Scared, she contacted the phone number mentioned in the text message. The person who received the call convinced her to download an app and made her carry out a transaction of Rs 11.
Seconds later, she received a text message informing her that Rs 50,000 has been debited from her account.
“I was scared as the text message said that my power supply would be cut. I checked on the CESC website but found no pending bills. Still, I called the number mentioned in the text message,” said the Kasba resident who is a senior executive at a private firm.
The person told the woman that her last payment of Rs 5,400 had been “kept on hold”.
“I had indeed made a payment of Rs 5,400. So, I thought there must have been some glitch. The man promised to help me out of the situation,” she said.
First, the man asked her to download an app called “quick support”. “The moment I downloaded the app, a code comprising a few digits was generated. The person asked me for the code. After the code was shared, a pop-up came on my mobile screen saying ‘start now’. I clicked on it as directed by the man,” the woman said.

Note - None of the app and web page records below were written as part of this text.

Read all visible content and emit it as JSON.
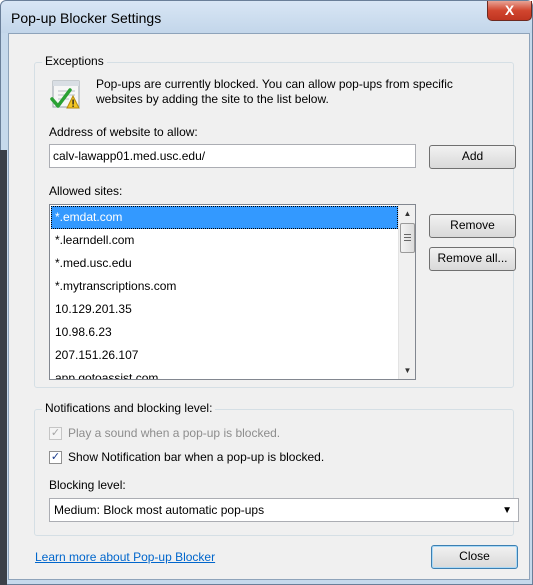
{
  "window": {
    "title": "Pop-up Blocker Settings",
    "close_glyph": "X"
  },
  "exceptions": {
    "legend": "Exceptions",
    "info_text": "Pop-ups are currently blocked.  You can allow pop-ups from specific websites by adding the site to the list below.",
    "icon": "settings-check-icon",
    "address_label": "Address of website to allow:",
    "address_value": "calv-lawapp01.med.usc.edu/",
    "add_button": "Add",
    "allowed_label": "Allowed sites:",
    "allowed_sites": [
      "*.emdat.com",
      "*.learndell.com",
      "*.med.usc.edu",
      "*.mytranscriptions.com",
      "10.129.201.35",
      "10.98.6.23",
      "207.151.26.107",
      "app.gotoassist.com"
    ],
    "selected_index": 0,
    "remove_button": "Remove",
    "remove_all_button": "Remove all..."
  },
  "notifications": {
    "legend": "Notifications and blocking level:",
    "play_sound_label": "Play a sound when a pop-up is blocked.",
    "play_sound_checked": true,
    "play_sound_enabled": false,
    "show_bar_label": "Show Notification bar when a pop-up is blocked.",
    "show_bar_checked": true,
    "blocking_label": "Blocking level:",
    "blocking_value": "Medium: Block most automatic pop-ups"
  },
  "footer": {
    "learn_more_link": "Learn more about Pop-up Blocker",
    "close_button": "Close"
  },
  "colors": {
    "selection": "#3399ff",
    "link": "#0066cc",
    "close_button_red": "#c03521"
  }
}
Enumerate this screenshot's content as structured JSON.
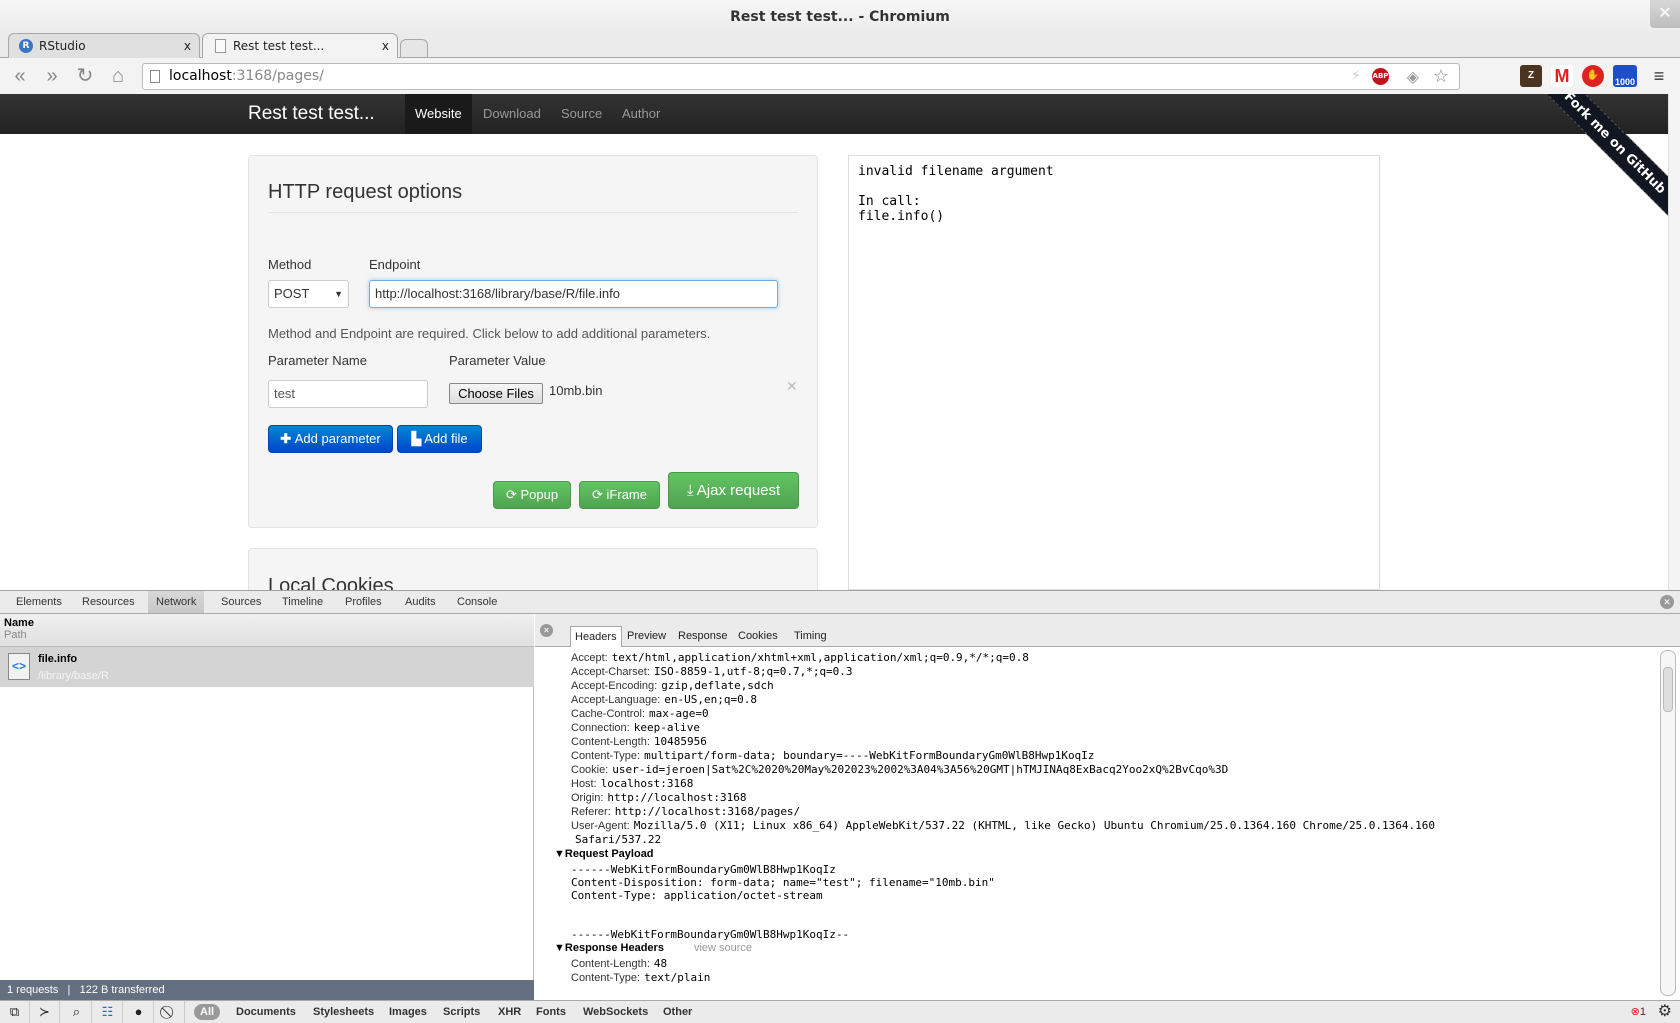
{
  "window": {
    "title": "Rest test test... - Chromium",
    "close": "✕"
  },
  "tabs": [
    {
      "label": "RStudio",
      "icon": "R",
      "close": "x"
    },
    {
      "label": "Rest test test...",
      "close": "x"
    }
  ],
  "address": {
    "host": "localhost",
    "rest": ":3168/pages/"
  },
  "extensions": {
    "abp": "ABP",
    "gcount": "1000"
  },
  "site": {
    "brand": "Rest test test...",
    "nav": [
      "Website",
      "Download",
      "Source",
      "Author"
    ],
    "ribbon": "Fork me on GitHub"
  },
  "form": {
    "title": "HTTP request options",
    "method_label": "Method",
    "method_value": "POST",
    "endpoint_label": "Endpoint",
    "endpoint_value": "http://localhost:3168/library/base/R/file.info",
    "hint": "Method and Endpoint are required. Click below to add additional parameters.",
    "param_name_label": "Parameter Name",
    "param_value_label": "Parameter Value",
    "param_name": "test",
    "choose_files": "Choose Files",
    "file_name": "10mb.bin",
    "remove": "✕",
    "add_parameter": "Add parameter",
    "add_file": "Add file",
    "popup": "Popup",
    "iframe": "iFrame",
    "ajax": "Ajax request",
    "next_section": "Local Cookies"
  },
  "result": "invalid filename argument\n\nIn call:\nfile.info()",
  "devtools": {
    "tabs": [
      "Elements",
      "Resources",
      "Network",
      "Sources",
      "Timeline",
      "Profiles",
      "Audits",
      "Console"
    ],
    "active_tab": "Network",
    "col_name": "Name",
    "col_path": "Path",
    "request": {
      "name": "file.info",
      "path": "/library/base/R"
    },
    "status": {
      "requests": "1 requests",
      "transferred": "122 B transferred",
      "sep": "|"
    },
    "subtabs": [
      "Headers",
      "Preview",
      "Response",
      "Cookies",
      "Timing"
    ],
    "request_headers": [
      [
        "Accept:",
        "text/html,application/xhtml+xml,application/xml;q=0.9,*/*;q=0.8"
      ],
      [
        "Accept-Charset:",
        "ISO-8859-1,utf-8;q=0.7,*;q=0.3"
      ],
      [
        "Accept-Encoding:",
        "gzip,deflate,sdch"
      ],
      [
        "Accept-Language:",
        "en-US,en;q=0.8"
      ],
      [
        "Cache-Control:",
        "max-age=0"
      ],
      [
        "Connection:",
        "keep-alive"
      ],
      [
        "Content-Length:",
        "10485956"
      ],
      [
        "Content-Type:",
        "multipart/form-data; boundary=----WebKitFormBoundaryGm0WlB8Hwp1KoqIz"
      ],
      [
        "Cookie:",
        "user-id=jeroen|Sat%2C%2020%20May%202023%2002%3A04%3A56%20GMT|hTMJINAq8ExBacq2Yoo2xQ%2BvCqo%3D"
      ],
      [
        "Host:",
        "localhost:3168"
      ],
      [
        "Origin:",
        "http://localhost:3168"
      ],
      [
        "Referer:",
        "http://localhost:3168/pages/"
      ],
      [
        "User-Agent:",
        "Mozilla/5.0 (X11; Linux x86_64) AppleWebKit/537.22 (KHTML, like Gecko) Ubuntu Chromium/25.0.1364.160 Chrome/25.0.1364.160"
      ],
      [
        "",
        "Safari/537.22"
      ]
    ],
    "payload_title": "Request Payload",
    "payload": [
      "------WebKitFormBoundaryGm0WlB8Hwp1KoqIz",
      "Content-Disposition: form-data; name=\"test\"; filename=\"10mb.bin\"",
      "Content-Type: application/octet-stream",
      "",
      "",
      "------WebKitFormBoundaryGm0WlB8Hwp1KoqIz--"
    ],
    "response_title": "Response Headers",
    "view_source": "view source",
    "response_headers": [
      [
        "Content-Length:",
        "48"
      ],
      [
        "Content-Type:",
        "text/plain"
      ]
    ],
    "filters": [
      "All",
      "Documents",
      "Stylesheets",
      "Images",
      "Scripts",
      "XHR",
      "Fonts",
      "WebSockets",
      "Other"
    ],
    "error_count": "1"
  }
}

Then she got a link from another mobile number prompting her to make a payment of Rs 11. “I wanted to make the payment through Google Pay but the man said I must use my debit card. I had to give the card details. Once the payment was made the man cut the call,” she added.
Moments later she received a text message saying an OTP had been generated for debiting Rs 50,000 from her account. Then another message informed her that the money had been debited.
The woman has lodged a complaint with Kasba police station and with the bank where she has an account.
“I lost the money even though I did not share the OTP. Later I learned that the passcode I had shared gave that person access to my phone,” she said.
CESC officials said they have published advisories against frauds in their name.
• A victim is asked to download a legitimate app
• A passcode is generated after the app is downloaded
• The fraudster asks for the passcode that helps him/her gain remote access to the victim’s device
• The victim is then sent a link and asked to pay a nominal amount using their debit or credit card
• The fraudster spying on the victim’s device then uses the card details to make a larger transaction